When I became a full-fledged teenager I developed a sense of defiance about my illness. In true teenage fashion, I decided my parents and my doctors were morons who knew nothing and that the whole diagnosis was a lie. So I proceeded to sit in the sun to try to get a tan, starve myself to get thin, and in general not take care of myself. My body did not react to this very well, and I spent part of the first half of my junior year in the hospital and being home schooled. Ooops.
In college I had a rather insouciant attitude about my disease. I knew what the consequences would be, but I wanted a semi-normal life. I avoided the sun, but I partied. Hard. Sometimes I stayed up for two or three days at a time. That, too, took its toll on my body. A couple of hospitalizations got me back on track.
Now that I am in my thirties, I’ve learned a lot about living with a chronic illness. With one kidney barely functioning and another that works moderately well, I’m too wise, too tired, and too disgusted by the prospect of a kidney transplant (seriously, I won’t eat food off of other people, do I really want someone else’s kidney??) to take any more risks with my body. My disease has become more like a part of my personality than an enemy combatant. A good sense of humor, tons of love and support from family and friends, and a lot of years of paying attention to what my body needs keep me sane and relatively healthy. I have had to make lots of amends and changes in my lifestyle to ensure that good health, but I’d rather do that and enjoy as long a life as possible than risk extreme sickness or death.
All that being said, I can offer a few words of wisdom to anyone who has recently been diagnosed with lupus:

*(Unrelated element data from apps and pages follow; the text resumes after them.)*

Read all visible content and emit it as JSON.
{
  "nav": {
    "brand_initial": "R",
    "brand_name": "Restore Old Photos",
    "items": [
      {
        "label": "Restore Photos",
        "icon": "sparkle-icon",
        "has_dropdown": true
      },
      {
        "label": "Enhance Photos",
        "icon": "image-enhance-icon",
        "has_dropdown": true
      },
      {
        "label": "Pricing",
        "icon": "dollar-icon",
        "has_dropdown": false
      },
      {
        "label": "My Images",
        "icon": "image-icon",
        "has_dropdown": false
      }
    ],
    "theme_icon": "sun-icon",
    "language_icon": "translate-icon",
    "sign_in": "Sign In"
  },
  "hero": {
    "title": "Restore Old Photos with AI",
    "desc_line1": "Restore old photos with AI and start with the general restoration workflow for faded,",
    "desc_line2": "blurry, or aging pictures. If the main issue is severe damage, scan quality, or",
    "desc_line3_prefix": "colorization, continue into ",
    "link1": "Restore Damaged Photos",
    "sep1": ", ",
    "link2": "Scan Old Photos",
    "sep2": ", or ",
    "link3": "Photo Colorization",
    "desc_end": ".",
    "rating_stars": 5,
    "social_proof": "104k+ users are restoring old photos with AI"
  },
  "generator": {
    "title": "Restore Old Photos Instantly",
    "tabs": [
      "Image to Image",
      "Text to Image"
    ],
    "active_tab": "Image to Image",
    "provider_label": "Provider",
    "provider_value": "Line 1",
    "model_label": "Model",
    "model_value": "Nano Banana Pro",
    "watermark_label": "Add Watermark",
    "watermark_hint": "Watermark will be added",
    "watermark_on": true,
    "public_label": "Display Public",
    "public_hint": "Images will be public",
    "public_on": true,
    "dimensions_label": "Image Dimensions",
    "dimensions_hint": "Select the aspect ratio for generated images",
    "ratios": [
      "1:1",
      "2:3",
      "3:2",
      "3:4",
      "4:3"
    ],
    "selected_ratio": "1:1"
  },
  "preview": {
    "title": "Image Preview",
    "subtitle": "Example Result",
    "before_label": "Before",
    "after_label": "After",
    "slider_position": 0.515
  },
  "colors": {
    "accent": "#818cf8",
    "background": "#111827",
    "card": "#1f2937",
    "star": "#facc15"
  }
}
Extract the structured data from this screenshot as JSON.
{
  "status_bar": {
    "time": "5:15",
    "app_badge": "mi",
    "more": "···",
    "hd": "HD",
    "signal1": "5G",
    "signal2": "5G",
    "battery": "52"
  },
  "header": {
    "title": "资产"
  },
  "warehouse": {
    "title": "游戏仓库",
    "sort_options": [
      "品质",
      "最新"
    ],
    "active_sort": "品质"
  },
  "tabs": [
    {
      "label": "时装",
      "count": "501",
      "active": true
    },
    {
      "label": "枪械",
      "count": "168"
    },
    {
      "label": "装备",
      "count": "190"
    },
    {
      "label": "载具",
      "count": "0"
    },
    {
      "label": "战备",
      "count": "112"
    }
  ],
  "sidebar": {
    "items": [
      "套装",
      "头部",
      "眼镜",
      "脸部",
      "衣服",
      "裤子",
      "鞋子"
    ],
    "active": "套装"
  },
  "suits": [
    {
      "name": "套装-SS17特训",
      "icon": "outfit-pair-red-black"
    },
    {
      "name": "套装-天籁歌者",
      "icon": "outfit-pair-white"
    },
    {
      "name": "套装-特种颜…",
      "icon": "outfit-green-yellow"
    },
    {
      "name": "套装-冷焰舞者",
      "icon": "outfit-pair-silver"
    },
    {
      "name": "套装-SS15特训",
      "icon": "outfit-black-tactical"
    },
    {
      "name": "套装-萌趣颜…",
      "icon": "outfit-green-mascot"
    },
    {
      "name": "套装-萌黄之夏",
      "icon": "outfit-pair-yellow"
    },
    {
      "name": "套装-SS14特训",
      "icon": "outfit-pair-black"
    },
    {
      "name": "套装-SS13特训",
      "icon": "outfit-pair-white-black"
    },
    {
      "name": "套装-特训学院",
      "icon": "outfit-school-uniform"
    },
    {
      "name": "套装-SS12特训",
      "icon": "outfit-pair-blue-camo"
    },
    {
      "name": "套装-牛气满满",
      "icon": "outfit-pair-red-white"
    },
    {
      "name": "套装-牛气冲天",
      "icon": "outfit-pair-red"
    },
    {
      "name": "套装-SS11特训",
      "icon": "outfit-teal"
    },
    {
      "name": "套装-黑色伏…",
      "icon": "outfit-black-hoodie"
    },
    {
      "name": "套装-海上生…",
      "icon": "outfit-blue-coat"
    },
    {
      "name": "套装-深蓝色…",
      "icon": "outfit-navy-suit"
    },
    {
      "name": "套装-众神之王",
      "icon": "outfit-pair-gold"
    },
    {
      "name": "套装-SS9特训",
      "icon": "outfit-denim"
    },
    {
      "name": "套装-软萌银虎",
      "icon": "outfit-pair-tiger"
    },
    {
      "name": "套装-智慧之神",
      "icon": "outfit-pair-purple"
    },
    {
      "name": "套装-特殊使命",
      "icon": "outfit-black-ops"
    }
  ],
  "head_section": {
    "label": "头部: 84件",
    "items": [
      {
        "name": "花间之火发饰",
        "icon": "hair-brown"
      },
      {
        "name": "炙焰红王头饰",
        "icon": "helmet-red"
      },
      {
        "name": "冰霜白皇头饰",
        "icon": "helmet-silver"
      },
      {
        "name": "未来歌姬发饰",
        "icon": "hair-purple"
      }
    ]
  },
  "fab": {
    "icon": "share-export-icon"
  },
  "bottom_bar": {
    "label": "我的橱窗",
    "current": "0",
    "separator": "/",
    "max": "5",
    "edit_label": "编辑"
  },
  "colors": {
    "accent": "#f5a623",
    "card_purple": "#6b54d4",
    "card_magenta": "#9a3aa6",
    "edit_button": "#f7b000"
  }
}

- Keep your sense of humor close, and if you don’t have one, find one quick.
- Find a good rheumatologist, one that you can communicate with and feel comfortable with. Don’t be afraid to ask questions – you are paying for his/her time, make the most of it. Work with your doctor, not against him/her. If you don’t think a treatment is working, discuss it before taking matters into your own hands.
- Learn how to read your body. Understand how tired means too tired. Understand what feelings you have when you are getting ill. Get rest when you need it.
- Understand your body’s reaction to the sun, and don’t take unnecessary chances. I know this can interfere with your life, but if you are someone who likes to do a lot of outdoor activities, take the right precautions – high SPF sunscreen, hat, and reflective clothing that covers your body.
- Don’t be afraid to ask for help when you need it. Family and friends should be your saviors in times of need. Rely on them, keep them close, and do for them in return when you are able.
Obviously, there is more to my story of life with lupus but I’ve kept it as short as possible to keep from boring people to death. My main motive here is to share information about lupus to increase awareness of the disease. If anyone who reads this has questions, needs advice or a friendly ear with regards to lupus, feel free to email me at the contacts link or send me a message via MySpace.